        It’s not all them; part of it is me. I can’t get the jobs that pay well because of that stupid LD. No matter where I go, I’m still going to have the same problem. :(

        Reply
  59. i2c2

    I’m an admin who does a lot of scheduling, and my #1 trivial pet peeve is people using “standard time” or “EST” when it isn’t actually standard time. Is Dr. X available for a call tomorrow at noon EST? I DON’T KNOW, THAT ISN’T A REAL TIME. It’s a completely silly thing to get annoyed about, and pretty arbitrary too (case in point: I still call it “daylight savings time” even though “daylight saving time” is technically correct).

    Anyone else have a trivial work pet peeve?

    Reply
    1. AllMyExJobsAreInTexas

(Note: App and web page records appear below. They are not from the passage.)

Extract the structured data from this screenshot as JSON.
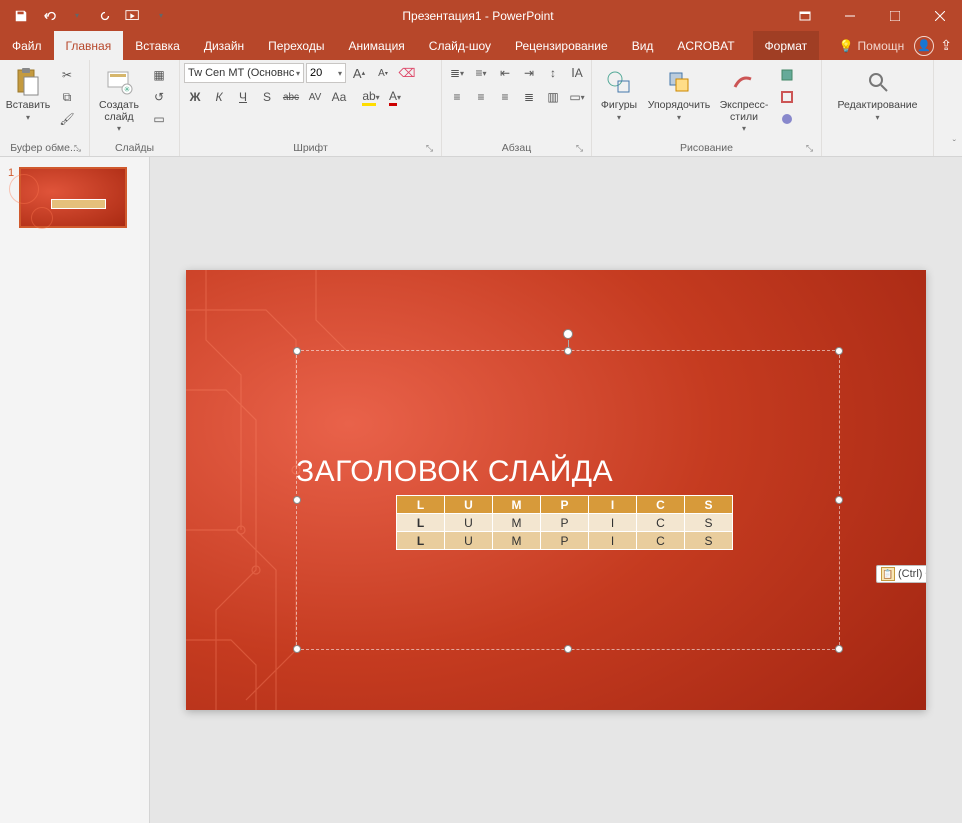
{
  "title": "Презентация1 - PowerPoint",
  "qat": {
    "save": "💾",
    "undo": "↶",
    "redo": "↻",
    "fromstart": "▢",
    "more": "▾"
  },
  "tabs": {
    "file": "Файл",
    "home": "Главная",
    "insert": "Вставка",
    "design": "Дизайн",
    "transitions": "Переходы",
    "animation": "Анимация",
    "slideshow": "Слайд-шоу",
    "review": "Рецензирование",
    "view": "Вид",
    "acrobat": "ACROBAT",
    "format": "Формат"
  },
  "tellme": "Помощн",
  "groups": {
    "clipboard": {
      "label": "Буфер обме...",
      "paste": "Вставить"
    },
    "slides": {
      "label": "Слайды",
      "newslide": "Создать слайд"
    },
    "font": {
      "label": "Шрифт",
      "name": "Tw Cen MT (Основнс",
      "size": "20",
      "bold": "Ж",
      "italic": "К",
      "underline": "Ч",
      "shadow": "S",
      "strike": "abc",
      "charspace": "AV",
      "case": "Aa",
      "grow": "A",
      "shrink": "A",
      "clear": "✎"
    },
    "paragraph": {
      "label": "Абзац"
    },
    "drawing": {
      "label": "Рисование",
      "shapes": "Фигуры",
      "arrange": "Упорядочить",
      "quickstyles": "Экспресс-стили"
    },
    "editing": {
      "label": "Редактирование"
    }
  },
  "slide": {
    "number": "1",
    "title": "ЗАГОЛОВОК СЛАЙДА",
    "table": {
      "headers": [
        "L",
        "U",
        "M",
        "P",
        "I",
        "C",
        "S"
      ],
      "rows": [
        [
          "L",
          "U",
          "M",
          "P",
          "I",
          "C",
          "S"
        ],
        [
          "L",
          "U",
          "M",
          "P",
          "I",
          "C",
          "S"
        ]
      ]
    },
    "paste_tag": "(Ctrl)"
  }
}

      Doesn’t EST stand for Eastern Standard Time, as in the time in NY and DC? I see that a lot for calls since I am in Texas and we are CST, i.e. Central Standard Time. That makes sense to me since a call has to be set as 2pm EST / 1pm CST. Or am I missing something?

      Reply
      1. i2c2

        Standard Time is the time it is when clocks aren’t adjusted for Daylight Savings. (“Standard Time” sounds like it should mean “the time we all agree it is,” but it’s actually more specific.) So a call between Texas and the East Coast in December would be at 2pm EST/1PM CST. But in June, it would be 2pm EDT/1pm CDT. (The D is for Daylight.)

        Reply